"You'd go to your local corner shop and buy the daily paper, and you'd have these large holes where the ads were.
"You'd somehow feel like your 25 cents had not gotten full value," Smith said.
He believes if a vast majority of Web users started blocking ads, publishers would have to charge for content. In an offline world, this is akin to a 25 cent newspaper costing $5.
Smith raised some valid points. Online publishers have to ensure their business is viable, and since advertising is the main source of income, auto ad-blocking features would be detrimental as this would hamper its ability to deliver on campaigns.
I agree that seeing holes in a newspaper would leave me feeling cheated [it's a good thing I do all my reading online] but what draws the ire of Internet users is the intrusive nature of some advertisements.
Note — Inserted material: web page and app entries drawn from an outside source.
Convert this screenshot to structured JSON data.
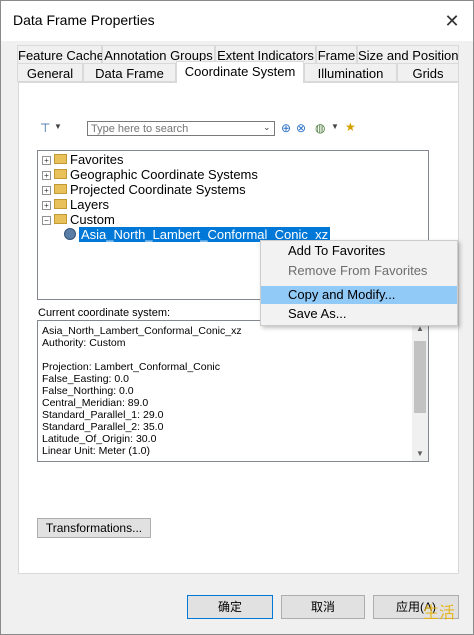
{
  "window": {
    "title": "Data Frame Properties",
    "close": "✕"
  },
  "tabs_row1": [
    "Feature Cache",
    "Annotation Groups",
    "Extent Indicators",
    "Frame",
    "Size and Position"
  ],
  "tabs_row2": [
    "General",
    "Data Frame",
    "Coordinate System",
    "Illumination",
    "Grids"
  ],
  "active_tab": "Coordinate System",
  "toolbar": {
    "filter_icon": "filter-icon",
    "search_placeholder": "Type here to search"
  },
  "tree": {
    "items": [
      "Favorites",
      "Geographic Coordinate Systems",
      "Projected Coordinate Systems",
      "Layers",
      "Custom"
    ],
    "expanders": [
      "+",
      "+",
      "+",
      "+",
      "−"
    ],
    "selected": "Asia_North_Lambert_Conformal_Conic_xz"
  },
  "context_menu": {
    "items": [
      "Add To Favorites",
      "Remove From Favorites",
      "Copy and Modify...",
      "Save As..."
    ]
  },
  "current_cs": {
    "label": "Current coordinate system:",
    "lines": [
      "Asia_North_Lambert_Conformal_Conic_xz",
      "Authority: Custom",
      "",
      "Projection: Lambert_Conformal_Conic",
      "False_Easting: 0.0",
      "False_Northing: 0.0",
      "Central_Meridian: 89.0",
      "Standard_Parallel_1: 29.0",
      "Standard_Parallel_2: 35.0",
      "Latitude_Of_Origin: 30.0",
      "Linear Unit: Meter (1.0)"
    ]
  },
  "buttons": {
    "transformations": "Transformations...",
    "ok": "确定",
    "cancel": "取消",
    "apply": "应用(A)"
  },
  "watermark": "生活"
}
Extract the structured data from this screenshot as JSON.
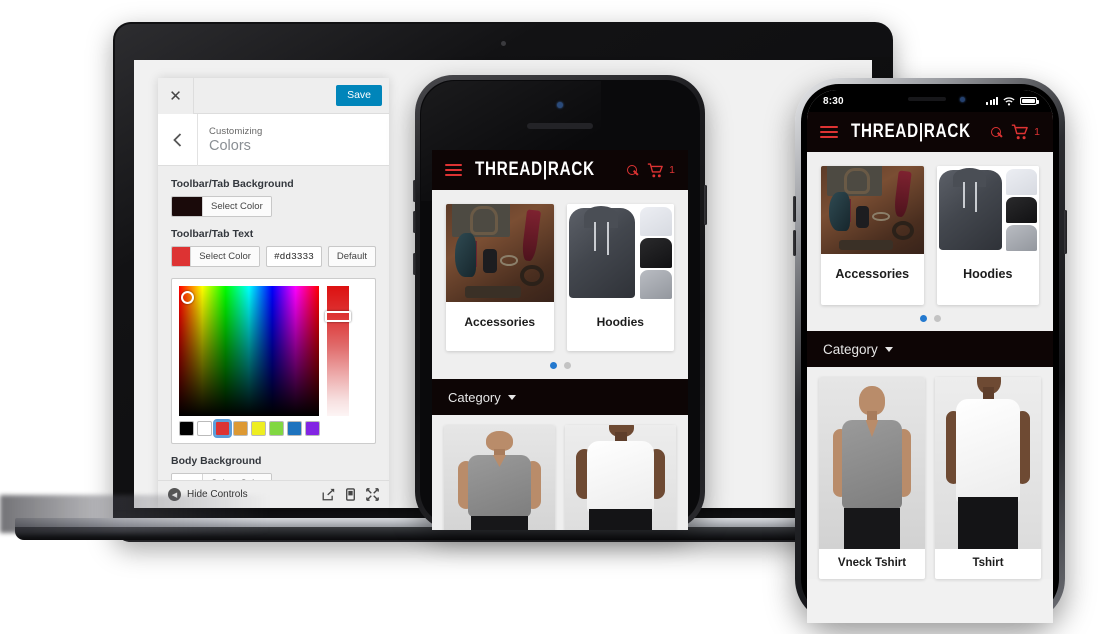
{
  "customizer": {
    "close_icon": "close-icon",
    "save_label": "Save",
    "back_icon": "chevron-left-icon",
    "eyebrow": "Customizing",
    "title": "Colors",
    "fields": [
      {
        "label": "Toolbar/Tab Background",
        "swatch_color": "#1a0a0a",
        "select_label": "Select Color",
        "has_hex": false,
        "hex": "",
        "default_label": ""
      },
      {
        "label": "Toolbar/Tab Text",
        "swatch_color": "#dd3333",
        "select_label": "Select Color",
        "has_hex": true,
        "hex": "#dd3333",
        "default_label": "Default"
      },
      {
        "label": "Body Background",
        "swatch_color": "#ffffff",
        "select_label": "Select Color",
        "has_hex": false,
        "hex": "",
        "default_label": ""
      }
    ],
    "picker": {
      "selected_hex": "#dd3333",
      "swatches": [
        "#000000",
        "#ffffff",
        "#dd3333",
        "#dd9933",
        "#eeee22",
        "#81d742",
        "#1e73be",
        "#8224e3"
      ],
      "selected_swatch_index": 2
    },
    "footer": {
      "hide_controls_label": "Hide Controls",
      "icons": [
        "share-icon",
        "mobile-preview-icon",
        "expand-icon"
      ]
    }
  },
  "app": {
    "brand": "THREAD|RACK",
    "menu_icon": "hamburger-icon",
    "search_icon": "search-icon",
    "cart_icon": "cart-icon",
    "cart_count": "1",
    "category_label": "Category",
    "featured": [
      {
        "label": "Accessories",
        "art": "img-acc"
      },
      {
        "label": "Hoodies",
        "art": "img-hood"
      }
    ],
    "pagination": {
      "total": 2,
      "active": 0
    },
    "products": [
      {
        "label": "Vneck Tshirt",
        "art": "img-tee-grey"
      },
      {
        "label": "Tshirt",
        "art": "img-tee-white"
      }
    ]
  },
  "phone_right": {
    "status": {
      "time": "8:30",
      "signal_icon": "signal-bars-icon",
      "wifi_icon": "wifi-icon",
      "battery_icon": "battery-icon"
    }
  },
  "colors": {
    "accent_red": "#dd3333",
    "toolbar_black": "#0d0505",
    "save_blue": "#0085ba",
    "dot_active": "#2479cf",
    "page_bg": "#efefef"
  }
}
Those that pop-up in your face are the main culprits. They're annoying to the highest degree and any Web publisher worth its salt would stay away from this pest.
With newer specifications and technology, some ads can monopolise your entire monitor. Although these last for a few seconds, many surfers take exception to having no control over what they can and don't want to read.
How do we reconcile this situation? What would ensure a win-win outcome for all?
For starters, publishers rely on a loyal readership base to keep their business alive. While the lure of increased revenue from more in-your-face type ad formats may be enticing, the risk of biting the hand that feeds them is higher.
Publishers will have to be more creative in the way they make money.
To Web users, if you encounter an unpleasant Web experience, report it. Most publishers are grateful for feedback and will act swiftly to rectify the situation.
As for browser makers such as Mozilla, Opera, Netscape or Microsoft, it'll be a cold day in hell before they take advice from an online ad-serving network.
DoubleClick has chosen to put browser makers in the spotlight over this issue. But since technology evolves so rapidly, if pop-ups are today's menace, what will tomorrow bring?
Are you an avid user of ad-blocking software? Would you pay for content in exchange for an ad-free experience? Please send your feedback to email@example.com or talk back below.
Fran Foo is ZDNet Australia managing editor.